3. Discussion

Sickle cell trait (HbAS) is characterized by the inheritance of an abnormal sickle cell B1-globin gene along with normal hemoglobin gene (HbA) resulting in alpha2/betaS1beta1 hemoglobin configuration [6]. Largely considered as a benign carrier state usually with none of the symptoms of sickle cell disease, it offers relative protection against severe malaria. Current cumulative evidence is convincing for associations with hematuria, renal papillary necrosis, hyposthenuria, splenic infarction, exertional rhabdomyolysis, and exercise-related sudden death [7]. The prevalence of sickle cell trait is approximately 8–10 percent in African Americans, and it is as high as 25–30 percent in certain areas of western Africa [8, 9]. Individuals with sickle cell trait do not appear to have increased mortality rate as compared to the general population.

Compared to all the benign manifestations of sickle cell trait described above, renal medullary carcinoma is a rare and aggressive tumor that is seen almost exclusively in young patients with sickle cell trait [1]. The tumor is hypothesized to arise from the epithelium of the distal collecting ducts and grows in an infiltrative pattern, invading the renal sinuses. The genetic changes related to these tumor types are still largely unknown. Previous reports of immunohistochemical studies suggested the association of expressions of tumor protein 53 (TP53), vascular endothelial growth factor (VEGF), or hypoxia inducible factor (HIF) with the tumorigenesis [10]. Increased amplification of Abelson gene and absence of SWI/SNF-related matrix-associated actin-dependent regulator of chromatin subfamily B member 1 protein may also be involved in the pathogenesis of renal medullary carcinoma [11, 12]. In gross appearance, the tumor tends to be lobulated, firm, and poorly circumscribed. On histopathological examination, it reveals a cohesive group of cells with vacuolated cytoplasm, displaced or indented nuclei, and prominent nucleoli. Both the Davis et al. and Swartz et al. series demonstrated reticular pattern, cytoplasmic inclusions resembling rhabdoid tumor, and a high incidence of tumor hemorrhage [1, 10].

Management options for renal medullary carcinoma include radical nephrectomy, chemotherapy, and palliative radiation therapy.
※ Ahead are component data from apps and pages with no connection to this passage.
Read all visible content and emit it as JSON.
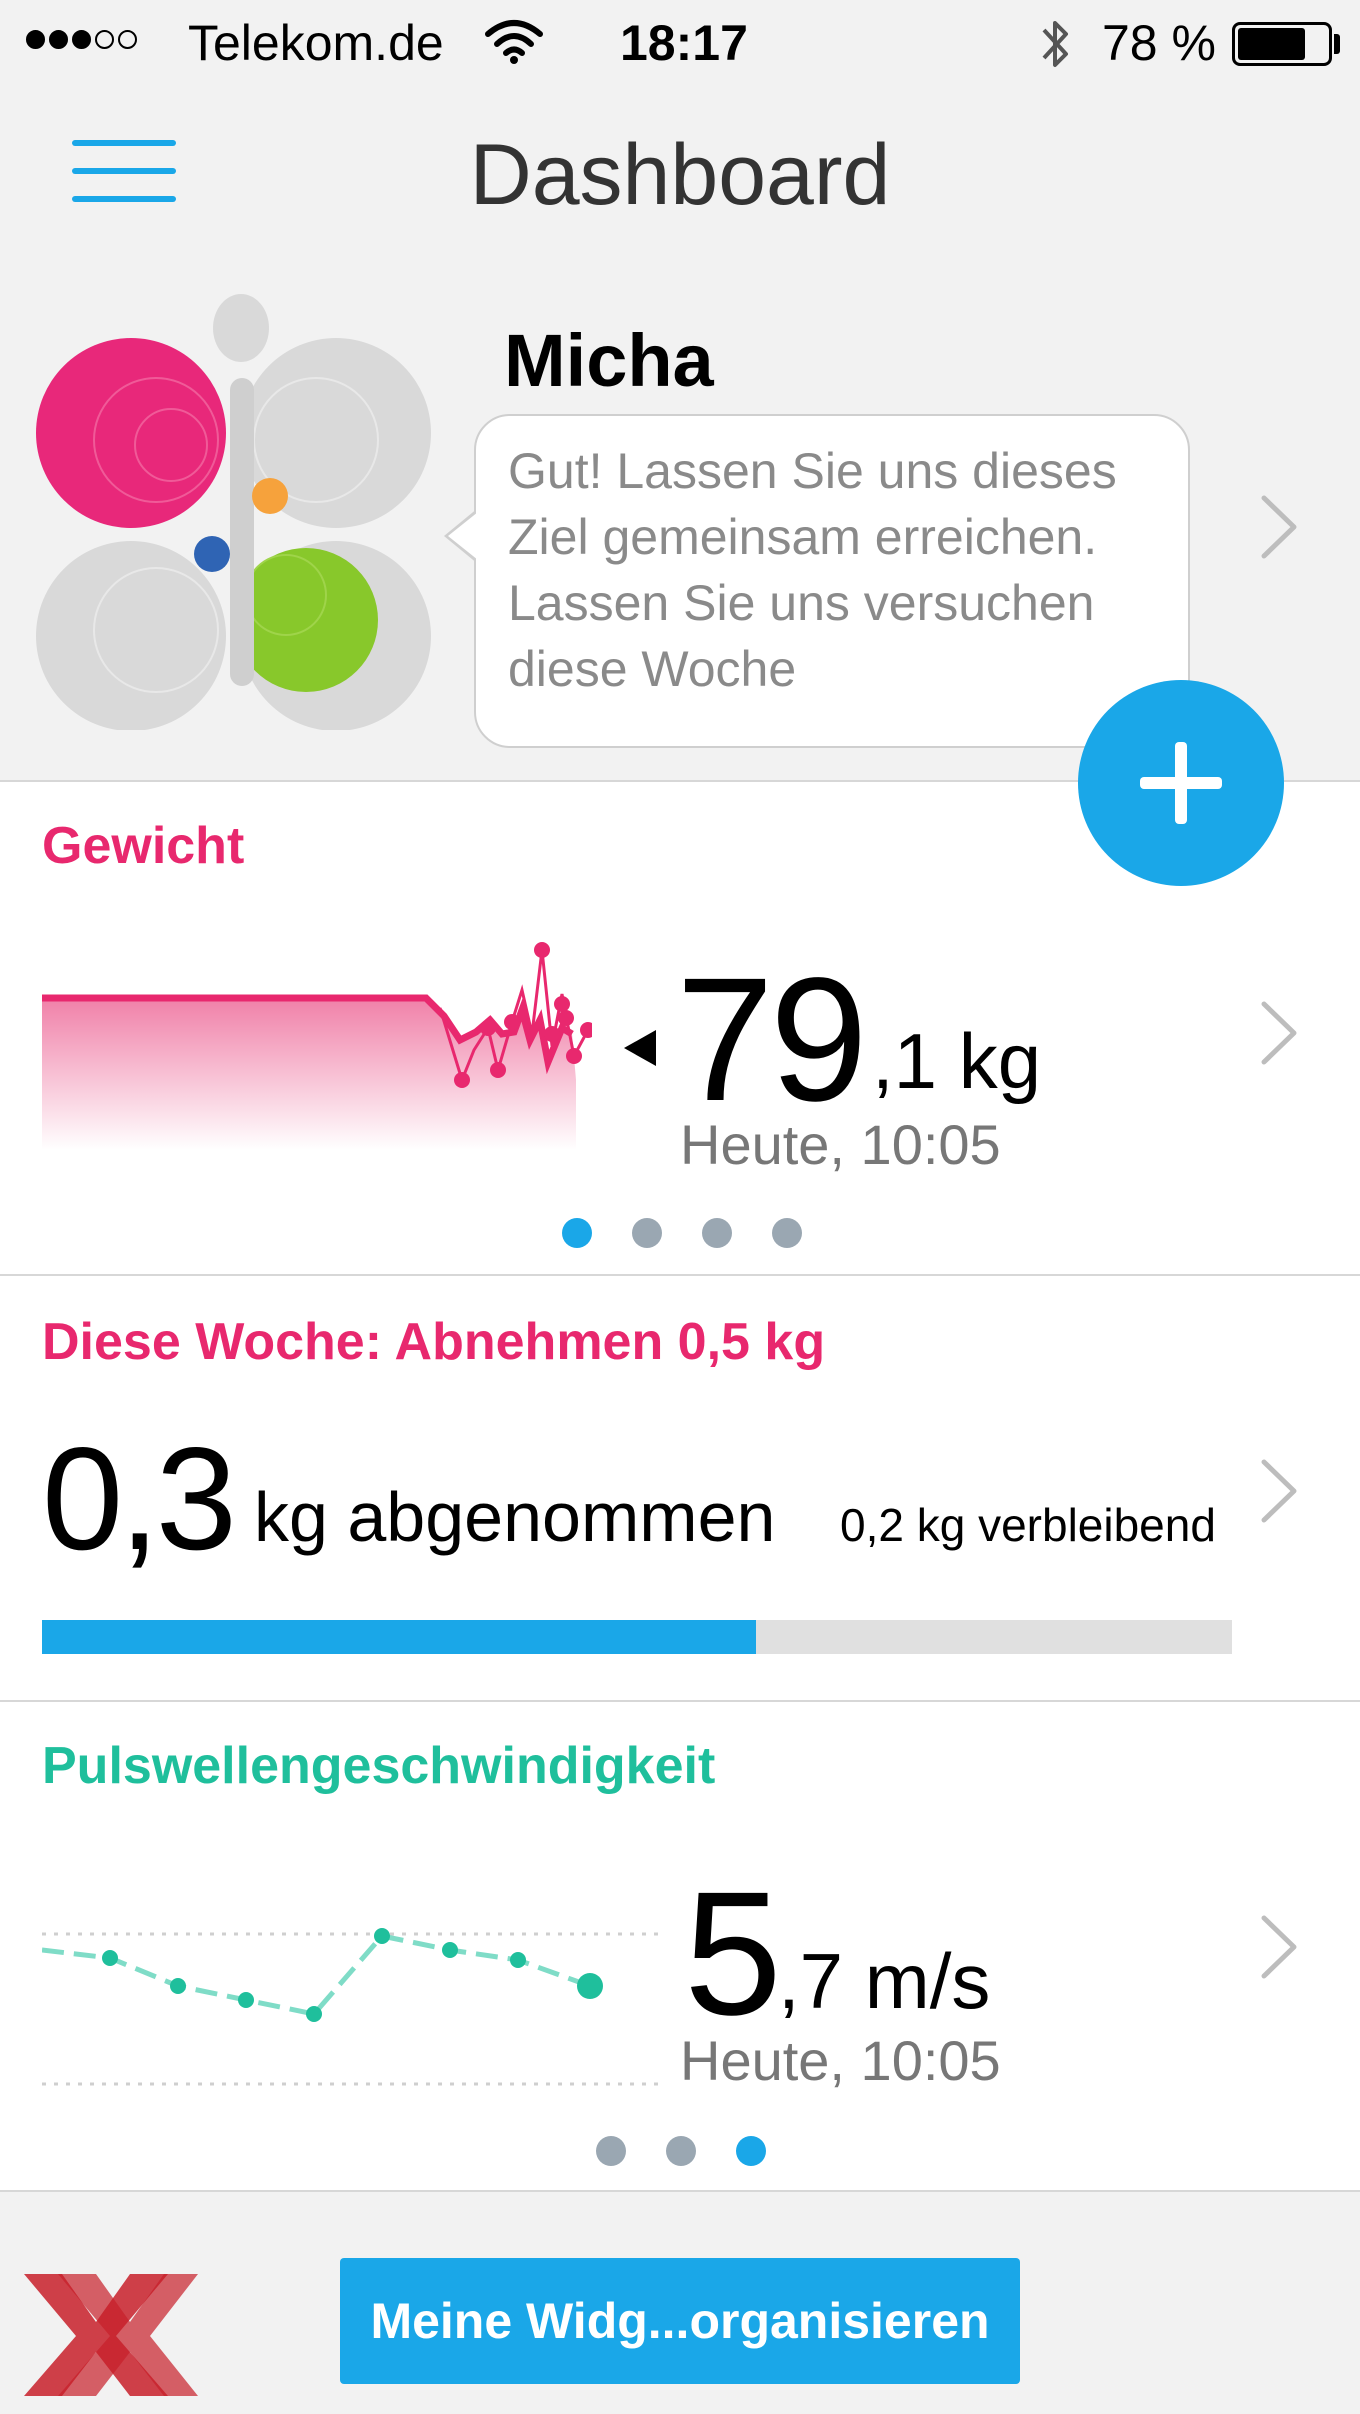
{
  "status_bar": {
    "carrier": "Telekom.de",
    "time": "18:17",
    "battery_percent": "78 %",
    "battery_level": 0.78,
    "signal_bars_filled": 3,
    "signal_bars_total": 5
  },
  "header": {
    "title": "Dashboard"
  },
  "profile": {
    "name": "Micha",
    "message": "Gut! Lassen Sie uns dieses Ziel gemeinsam erreichen. Lassen Sie uns versuchen diese Woche"
  },
  "weight_card": {
    "title": "Gewicht",
    "value_int": "79",
    "value_rest": ",1 kg",
    "timestamp": "Heute, 10:05",
    "page_count": 4,
    "active_page": 0
  },
  "goal_card": {
    "title": "Diese Woche: Abnehmen 0,5 kg",
    "value": "0,3",
    "label": "kg abgenommen",
    "remaining": "0,2 kg verbleibend",
    "progress": 0.6
  },
  "pwv_card": {
    "title": "Pulswellengeschwindigkeit",
    "value_int": "5",
    "value_rest": ",7 m/s",
    "timestamp": "Heute, 10:05",
    "page_count": 3,
    "active_page": 2
  },
  "bottom": {
    "organize_button": "Meine Widg...organisieren"
  },
  "colors": {
    "accent": "#1aa7e8",
    "weight": "#e8286e",
    "pwv": "#1fbf9c"
  }
}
The median survival is 15 months [7]. Simpson et al. and Swartz el al. reported the longest survivals for 46 weeks and 15 months, respectively [10, 11]. Motzer et al. reported a case of complete response to bortezomib at 27 months of follow up [13]. A recent report of rearrangements in anaplastic lymphoma kinase (ALK) receptor kinase as a possible mechanism for the tumorigenesis in this carcinoma opens the possibility of use of direct and indirect ALK inhibitors in the management of these patients [14]. Early detection may help decide the possibility of surgical resection and the initiation of chemotherapy regimens. Failure of these interventions may pave the path for possible participation in chemotherapy trials with novel agents and help enhance our understanding of the management of this rare malignancy.


The study was performed at Montefiore Hospital. The study has not been presented in any form in any meeting or forum. This paper is not under consideration in any other journal. The authors declare that there was no funding for this study. All authors have read the manuscript and agreed to the content.

Conflict of Interests

The authors declare that there is no conflict of interests.